It is easy to see how her children keep her spirits up. Alfonso is a handsome, athletic, responsible young man who loves to play with his brother and helps his mom around the house. Diego is a happy child, one to whom a smile looks like a permanent fixture on his face. Elmo is his favorite -- his stuffed Elmo is nearly his size, but he has no problem dragging him out to show his new friends -- he knows just when "Elmo's World" comes on. He can be found happily perched in front of the TV, eagerly waiting, at the same time every day.

"You have to live life as if your husband was home," Vizcarrondo said. "It's not like the old days, when you didn't have e-mail or the telephone, because they do. I try not to think so much about him being gone. We e-mail a lot and he calls when he can, and both the boys get to talk to him, too."

It is not always so easy to live that way, though, she added.

"Some days I do get mad. Sometimes I have bad days. But I get over it, I move on," she said. "If you're depressed, your life is going to be depressing. (Deployments are) part of my husband's job, and I support him 100 percent. You have to live life to the fullest, even if your husband is deployed."

It is that attitude of self-reliance that helps keep Vizcarrondo the upbeat person she is, said Elvira Leyva, a friend and neighbor of two years.

"She's a very independent person and she doesn't dwell on things," said Leyva, whose husband, Pete, is a sergeant with the remain-behind element of Marine Wing Support Squadron-371. "She gets sad, but she moves on with it. She can't wait for her husband to get home, but she has to live her life and help her kids live theirs."

Vizcarrondo is not only independent, but intelligent, outgoing and would do anything for anybody, Leyva said.

"Her husband is very lucky to have her," Leyva added. "She's much more independent than I am. She has no problem just up and saying 'I'm going to have a barbecue.' She doesn't wait until her husband comes back first. I would never try to work the grill without my husband at home."
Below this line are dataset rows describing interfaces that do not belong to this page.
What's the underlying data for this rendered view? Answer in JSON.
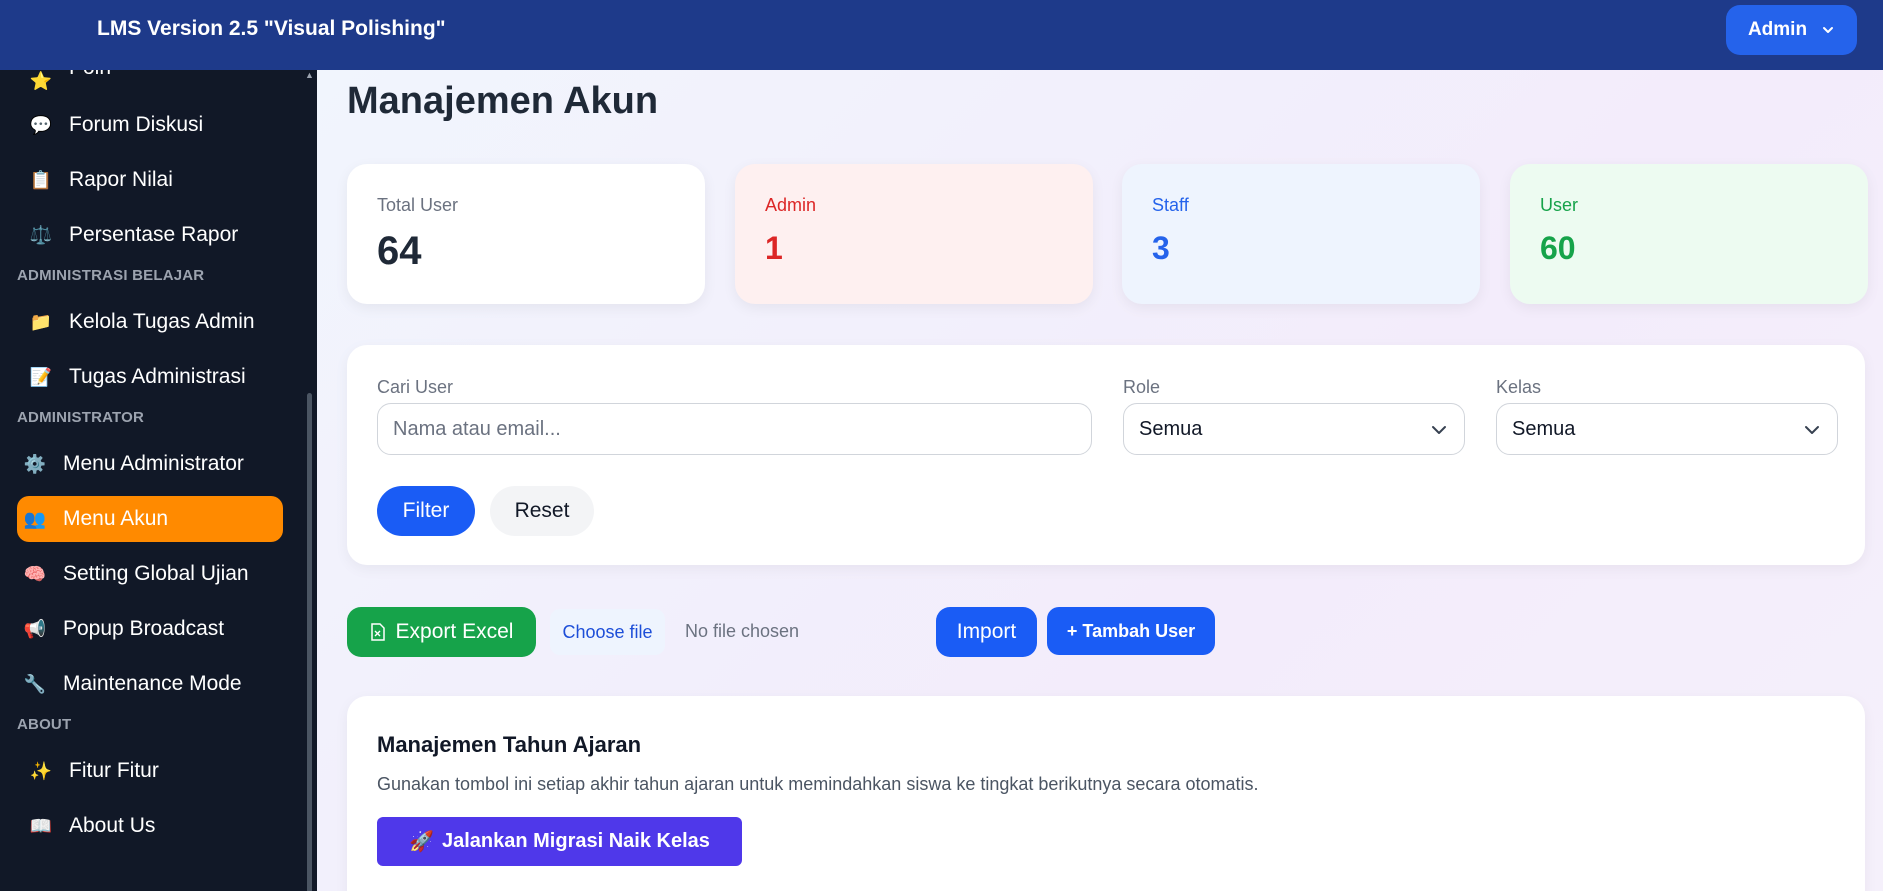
{
  "header": {
    "app_title": "LMS Version 2.5 \"Visual Polishing\"",
    "user_menu_label": "Admin"
  },
  "sidebar": {
    "items_top": [
      {
        "label": "Poin",
        "icon": "⭐"
      },
      {
        "label": "Forum Diskusi",
        "icon": "💬"
      },
      {
        "label": "Rapor Nilai",
        "icon": "📋"
      },
      {
        "label": "Persentase Rapor",
        "icon": "⚖️"
      }
    ],
    "section_admin_belajar": "ADMINISTRASI BELAJAR",
    "items_admin_belajar": [
      {
        "label": "Kelola Tugas Admin",
        "icon": "📁"
      },
      {
        "label": "Tugas Administrasi",
        "icon": "📝"
      }
    ],
    "section_administrator": "ADMINISTRATOR",
    "items_administrator": [
      {
        "label": "Menu Administrator",
        "icon": "⚙️"
      },
      {
        "label": "Menu Akun",
        "icon": "👥",
        "active": true
      },
      {
        "label": "Setting Global Ujian",
        "icon": "🧠"
      },
      {
        "label": "Popup Broadcast",
        "icon": "📢"
      },
      {
        "label": "Maintenance Mode",
        "icon": "🔧"
      }
    ],
    "section_about": "ABOUT",
    "items_about": [
      {
        "label": "Fitur Fitur",
        "icon": "✨"
      },
      {
        "label": "About Us",
        "icon": "📖"
      }
    ],
    "active_color": "#ff8a00"
  },
  "main": {
    "page_title": "Manajemen Akun",
    "stats": {
      "total": {
        "label": "Total User",
        "value": "64"
      },
      "admin": {
        "label": "Admin",
        "value": "1"
      },
      "staff": {
        "label": "Staff",
        "value": "3"
      },
      "user": {
        "label": "User",
        "value": "60"
      }
    },
    "filter": {
      "search_label": "Cari User",
      "search_placeholder": "Nama atau email...",
      "role_label": "Role",
      "role_value": "Semua",
      "kelas_label": "Kelas",
      "kelas_value": "Semua",
      "filter_button": "Filter",
      "reset_button": "Reset"
    },
    "actions": {
      "export_button": "Export Excel",
      "choose_file_button": "Choose file",
      "no_file_text": "No file chosen",
      "import_button": "Import",
      "add_user_button": "+ Tambah User"
    },
    "academic_year": {
      "title": "Manajemen Tahun Ajaran",
      "description": "Gunakan tombol ini setiap akhir tahun ajaran untuk memindahkan siswa ke tingkat berikutnya secara otomatis.",
      "migrate_button": "Jalankan Migrasi Naik Kelas",
      "migrate_icon": "🚀"
    }
  },
  "colors": {
    "topbar": "#1e3a8a",
    "primary": "#1a5cf5",
    "export": "#16a34a",
    "migrate": "#4f38ea"
  }
}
"I look at the good things -- I have a countdown going, and I tell the oldest to just think; when you get out of school, a week later we'll be picking up your dad," Vizcarrondo said.
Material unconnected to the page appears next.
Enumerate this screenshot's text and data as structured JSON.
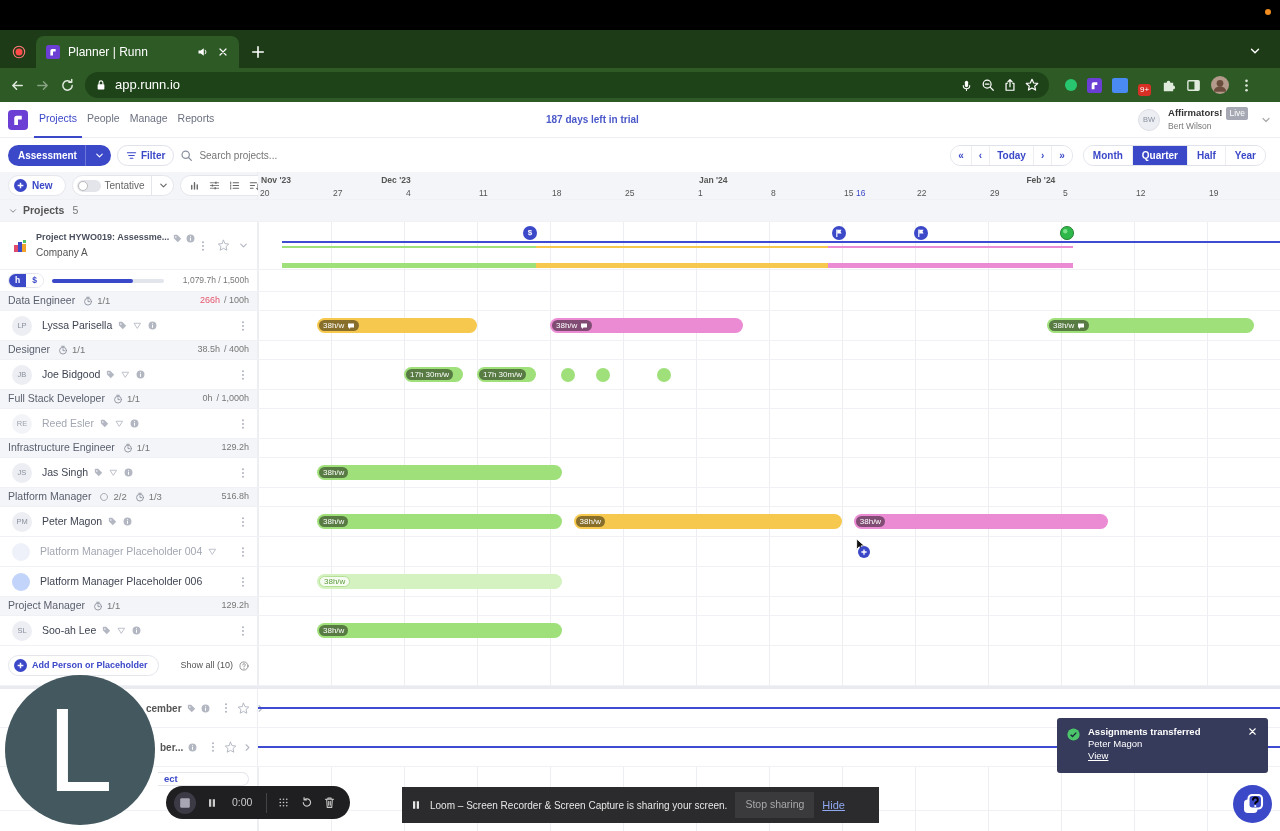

Knowing his wife can handle almost any situation that may arise helps when deployed, Keith said via e-mail.

"She is an outgoing, happy and charismatic person. I think that she is good at constantly making the best out of whatever situation we are in," said the 26-year-old native of Albuquerque, N.M. "I am never honestly 100 percent at ease, but I just manage to concentrate hard on work when we have it, and when we don't I think of home.

"I would like to thank my wife and two sons for the sacrifices they have made during these deployments," the AV-8B Harrier airframes mechanic said. "I love them and would not be the Marine I am without them."

The countdown continues, and Vizcarrondo is determined to continue living life to the best of her abilities until her husband gets home. For other spouses whose husbands are on deployment, Vizcarrondo lives by the advice she gives.

"Don't sit and dwell on what your husband is doing -- they are out making the world a better place," she said. "Remember to live life to the fullest; keep yourself going so you're not so gloomy. You can make it."

Marine Corps Air Station Yuma